Widespread incidences of failure have prompted code restrictions on the use of EIFS. The architect or engineer should check local building codes to ensure compliance before installation.
In January 2008, the Monte Carlo Hotel in Las Vegas, Nevada caught fire, prompting concerns about flame propagation and EIFS safety. A follow-up investigation found the cladding
in the area of the fire had non-code-compliant lamina that was significantly thinner than required, as well as large decorative elements exceeding maximum allowable EPS thickness. Manufacturers test EIFS systems for fire resistance; however, substituting untested coatings, insulation, or substrates for approved EIFS materials have been shown to increase flammability. The system installed should be identical to the one that has been fire-tested and approved.
Mounting energy concerns have driven the International Energy Conservation Code (IECC) and other relevant codes, such as American Society of Heating, Refrigerating, and Air-Conditioning Engineers (ASHRAE) 90.1, Energy Standard for Buildings Except Low-rise Residential Buildings, to ever more stringent requirements. Since 2006, the IECC has required both stud cavity insulation and continuous exterior insulation. Continuous insulation is integral to EIFS and retrofitting an existing building with EIFS can be a simple and inexpensive way to comply with increasingly rigorous energy codes.

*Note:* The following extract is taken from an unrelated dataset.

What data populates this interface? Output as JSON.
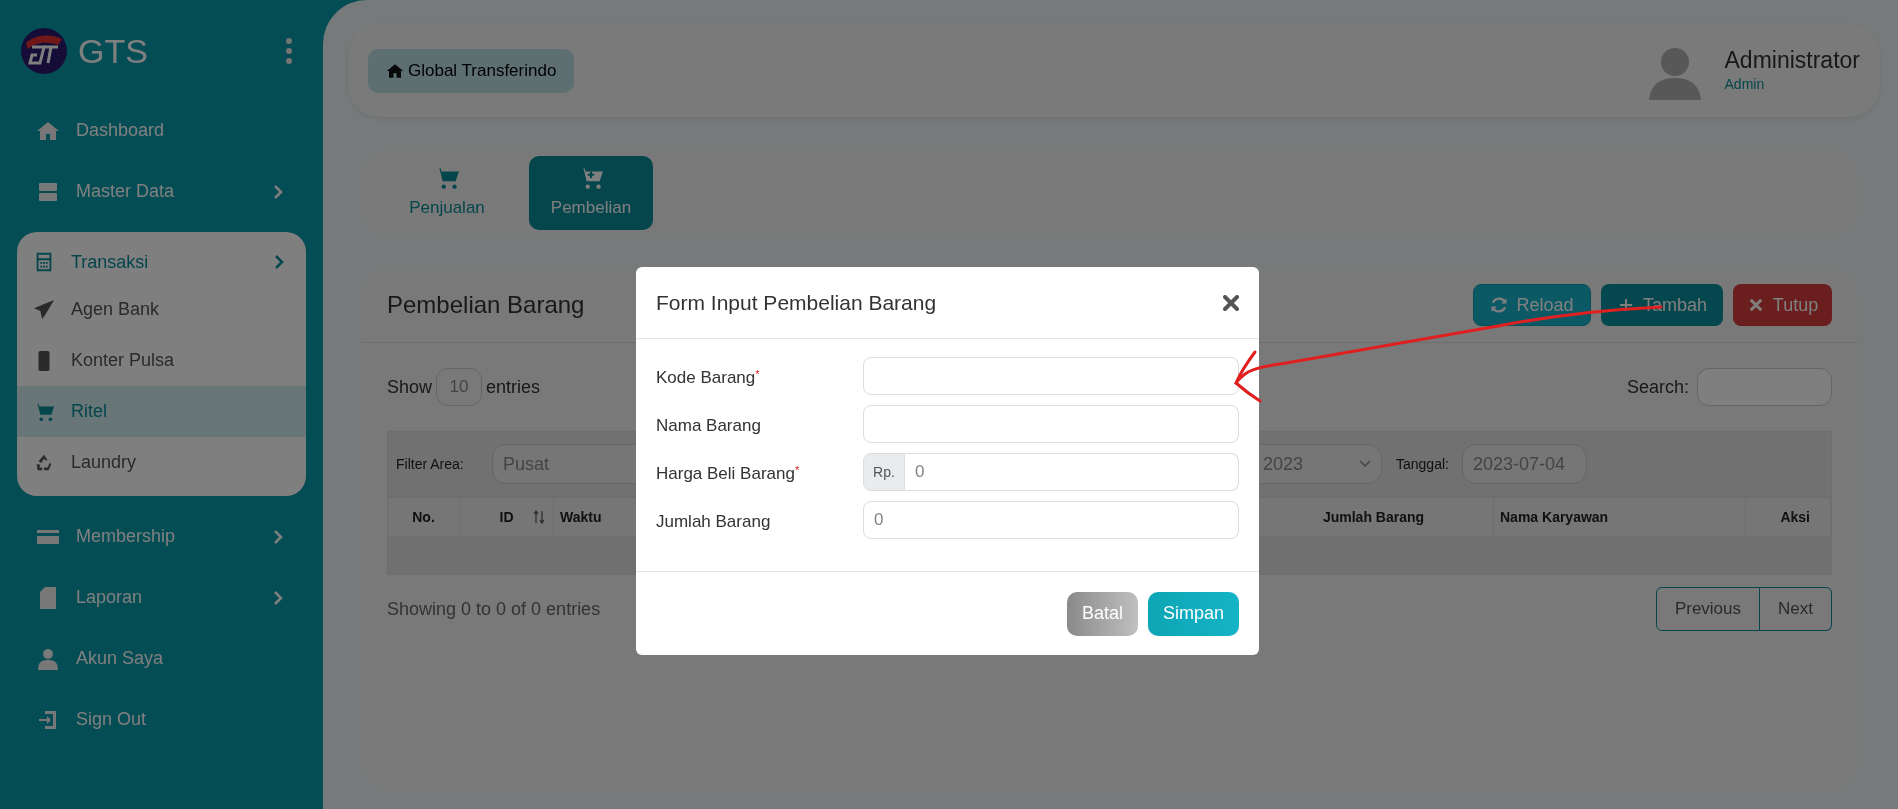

Compared with mechanical attachment, adhesive attachment of EIFS board insulation has been demonstrated to provide superior wind load resistance. To achieve full design performance, the supporting construction must be free from damage, defects, and contamination before insulation is adhered. Sheathing must be capable of independently resisting anticipated wind loads.
The 2009 edition of the International Building Code (IBC) was the first to include a section on EIFS and the guidelines, which remain unchanged in the 2012 edition of the model code, and incorporate information on both traditional EIFS and EIFS with drainage. However, the section is brief and directs users to refer to manufacturers’ guidelines.
Field verification and quality control
With construction underway, the design professional should verify the proper materials have been ordered and delivered, and that materials have been shipped and stored at appropriate temperatures and conditions. Before EIFS application, the architect or engineer should check the substrate for correct surface preparation, cleanliness, and proper tolerances. To confirm construction complies with drawings, specifications, and manufacturer’s recommendations, the design professional may conduct periodic field evaluations of the EIFS installation progress. He or she should confirm the correct installation of critical related elements, including flashing, sealant, windows, and doors.
EIFS are proprietary systems. Each manufacturer conducts its own research and development for compatibility and performance of their independent EIFS product. Therefore, it is important to specify an entire system from a single-source manufacturer to avoid compatibility issues. Part of the field verification process should include confirmation that the entire assembly functions as one integral system. Many manufactures and industry organizations provide online inspection manuals and verification checklists that can be used to guide independent quality control evaluations.
Maintenance and repair
To keep EIFS looking and performing their best, building owners should implement inspection and maintenance practices to address incipient problems promptly.
EIFS finishes and sealants should be inspected for damage or wear at least twice a year. EIFS should be cleaned thoroughly every five years—locations prone to algae and fungal growth may require more frequent cleaning. Options for EIFS cleaning include commercial detergent, pressure washing, or a trisodium phosphate (TSP) solution. Washing with cold water is recommended, as hot water can cause acrylic finishes to soften. Difficult stains—such as those from wood, tar, asphalt, efflorescence, graffiti, or rust—may require sealing and re-coating.